What you return should match the entries below exactly, only without the images.

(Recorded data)
* * *
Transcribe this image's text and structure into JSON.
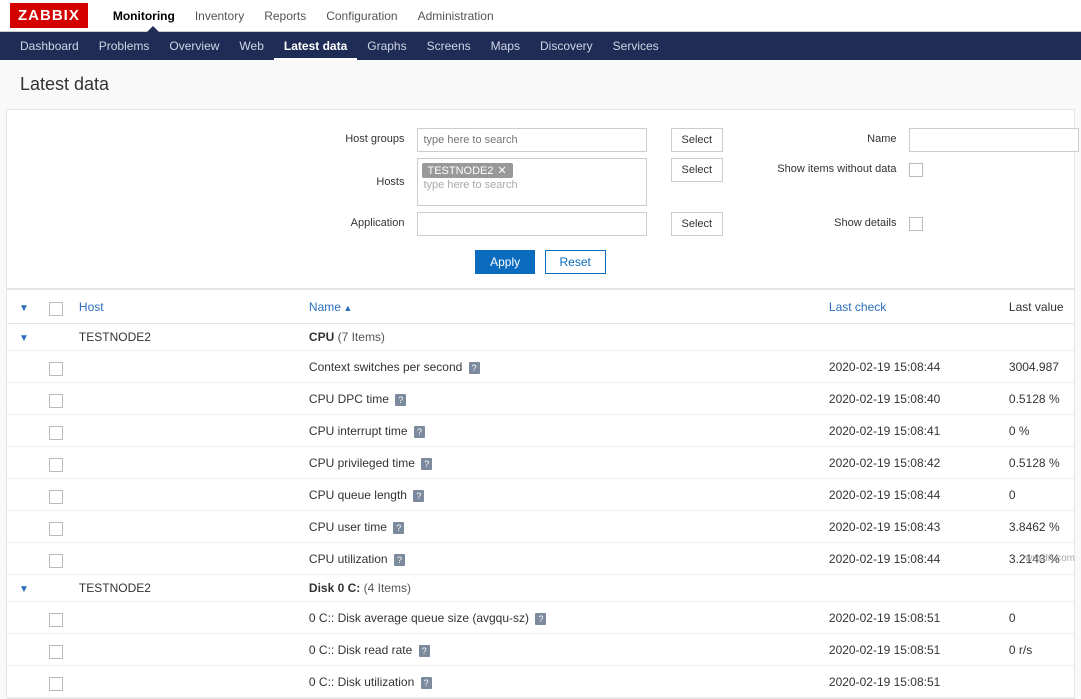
{
  "brand": "ZABBIX",
  "topnav": [
    "Monitoring",
    "Inventory",
    "Reports",
    "Configuration",
    "Administration"
  ],
  "topnav_active": 0,
  "subnav": [
    "Dashboard",
    "Problems",
    "Overview",
    "Web",
    "Latest data",
    "Graphs",
    "Screens",
    "Maps",
    "Discovery",
    "Services"
  ],
  "subnav_active": 4,
  "page_title": "Latest data",
  "filter": {
    "labels": {
      "host_groups": "Host groups",
      "hosts": "Hosts",
      "application": "Application",
      "name": "Name",
      "show_wo_data": "Show items without data",
      "show_details": "Show details"
    },
    "placeholder_search": "type here to search",
    "select_btn": "Select",
    "hosts_tags": [
      "TESTNODE2"
    ],
    "apply": "Apply",
    "reset": "Reset"
  },
  "columns": {
    "host": "Host",
    "name": "Name",
    "last_check": "Last check",
    "last_value": "Last value"
  },
  "groups": [
    {
      "host": "TESTNODE2",
      "app": "CPU",
      "count_label": "(7 Items)",
      "items": [
        {
          "name": "Context switches per second",
          "last_check": "2020-02-19 15:08:44",
          "last_value": "3004.987"
        },
        {
          "name": "CPU DPC time",
          "last_check": "2020-02-19 15:08:40",
          "last_value": "0.5128 %"
        },
        {
          "name": "CPU interrupt time",
          "last_check": "2020-02-19 15:08:41",
          "last_value": "0 %"
        },
        {
          "name": "CPU privileged time",
          "last_check": "2020-02-19 15:08:42",
          "last_value": "0.5128 %"
        },
        {
          "name": "CPU queue length",
          "last_check": "2020-02-19 15:08:44",
          "last_value": "0"
        },
        {
          "name": "CPU user time",
          "last_check": "2020-02-19 15:08:43",
          "last_value": "3.8462 %"
        },
        {
          "name": "CPU utilization",
          "last_check": "2020-02-19 15:08:44",
          "last_value": "3.2143 %"
        }
      ]
    },
    {
      "host": "TESTNODE2",
      "app": "Disk 0 C:",
      "count_label": "(4 Items)",
      "items": [
        {
          "name": "0 C:: Disk average queue size (avgqu-sz)",
          "last_check": "2020-02-19 15:08:51",
          "last_value": "0"
        },
        {
          "name": "0 C:: Disk read rate",
          "last_check": "2020-02-19 15:08:51",
          "last_value": "0 r/s"
        },
        {
          "name": "0 C:: Disk utilization",
          "last_check": "2020-02-19 15:08:51",
          "last_value": ""
        }
      ]
    }
  ],
  "footer": "wsxdn.com"
}
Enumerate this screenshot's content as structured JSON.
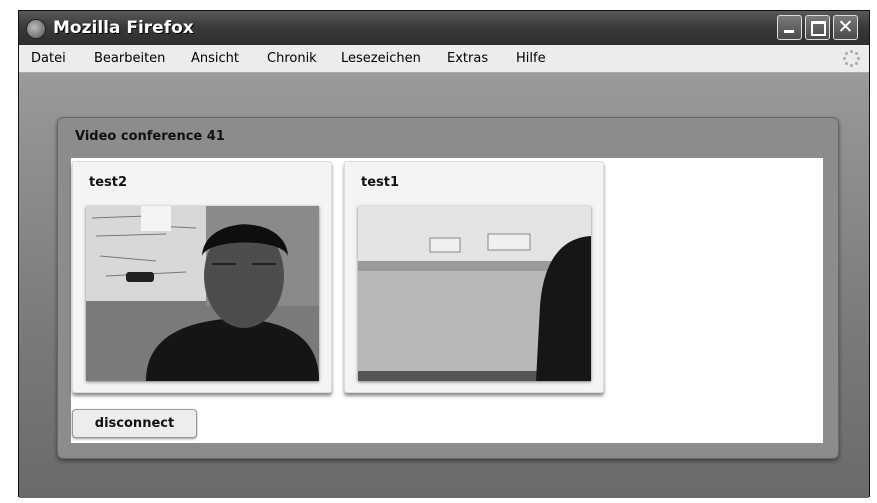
{
  "window": {
    "title": "Mozilla Firefox"
  },
  "menu": [
    "Datei",
    "Bearbeiten",
    "Ansicht",
    "Chronik",
    "Lesezeichen",
    "Extras",
    "Hilfe"
  ],
  "conference": {
    "title": "Video conference 41",
    "participants": [
      {
        "name": "test2"
      },
      {
        "name": "test1"
      }
    ],
    "disconnect_label": "disconnect"
  }
}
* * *
The completed task:
Transcribe this image's text and structure into JSON.
{
  "brand": "ZABBIX",
  "topnav": [
    "Monitoring",
    "Inventory",
    "Reports",
    "Configuration",
    "Administration"
  ],
  "topnav_active": 0,
  "subnav": [
    "Dashboard",
    "Problems",
    "Overview",
    "Web",
    "Latest data",
    "Graphs",
    "Screens",
    "Maps",
    "Discovery",
    "Services"
  ],
  "subnav_active": 4,
  "page_title": "Latest data",
  "filter": {
    "labels": {
      "host_groups": "Host groups",
      "hosts": "Hosts",
      "application": "Application",
      "name": "Name",
      "show_wo_data": "Show items without data",
      "show_details": "Show details"
    },
    "placeholder_search": "type here to search",
    "select_btn": "Select",
    "hosts_tags": [
      "TESTNODE2"
    ],
    "apply": "Apply",
    "reset": "Reset"
  },
  "columns": {
    "host": "Host",
    "name": "Name",
    "last_check": "Last check",
    "last_value": "Last value"
  },
  "groups": [
    {
      "host": "TESTNODE2",
      "app": "CPU",
      "count_label": "(7 Items)",
      "items": [
        {
          "name": "Context switches per second",
          "last_check": "2020-02-19 15:08:44",
          "last_value": "3004.987"
        },
        {
          "name": "CPU DPC time",
          "last_check": "2020-02-19 15:08:40",
          "last_value": "0.5128 %"
        },
        {
          "name": "CPU interrupt time",
          "last_check": "2020-02-19 15:08:41",
          "last_value": "0 %"
        },
        {
          "name": "CPU privileged time",
          "last_check": "2020-02-19 15:08:42",
          "last_value": "0.5128 %"
        },
        {
          "name": "CPU queue length",
          "last_check": "2020-02-19 15:08:44",
          "last_value": "0"
        },
        {
          "name": "CPU user time",
          "last_check": "2020-02-19 15:08:43",
          "last_value": "3.8462 %"
        },
        {
          "name": "CPU utilization",
          "last_check": "2020-02-19 15:08:44",
          "last_value": "3.2143 %"
        }
      ]
    },
    {
      "host": "TESTNODE2",
      "app": "Disk 0 C:",
      "count_label": "(4 Items)",
      "items": [
        {
          "name": "0 C:: Disk average queue size (avgqu-sz)",
          "last_check": "2020-02-19 15:08:51",
          "last_value": "0"
        },
        {
          "name": "0 C:: Disk read rate",
          "last_check": "2020-02-19 15:08:51",
          "last_value": "0 r/s"
        },
        {
          "name": "0 C:: Disk utilization",
          "last_check": "2020-02-19 15:08:51",
          "last_value": ""
        }
      ]
    }
  ],
  "footer": "wsxdn.com"
}
Enumerate this screenshot's content as structured JSON.
{
  "window": {
    "title": "Mozilla Firefox"
  },
  "menu": [
    "Datei",
    "Bearbeiten",
    "Ansicht",
    "Chronik",
    "Lesezeichen",
    "Extras",
    "Hilfe"
  ],
  "conference": {
    "title": "Video conference 41",
    "participants": [
      {
        "name": "test2"
      },
      {
        "name": "test1"
      }
    ],
    "disconnect_label": "disconnect"
  }
}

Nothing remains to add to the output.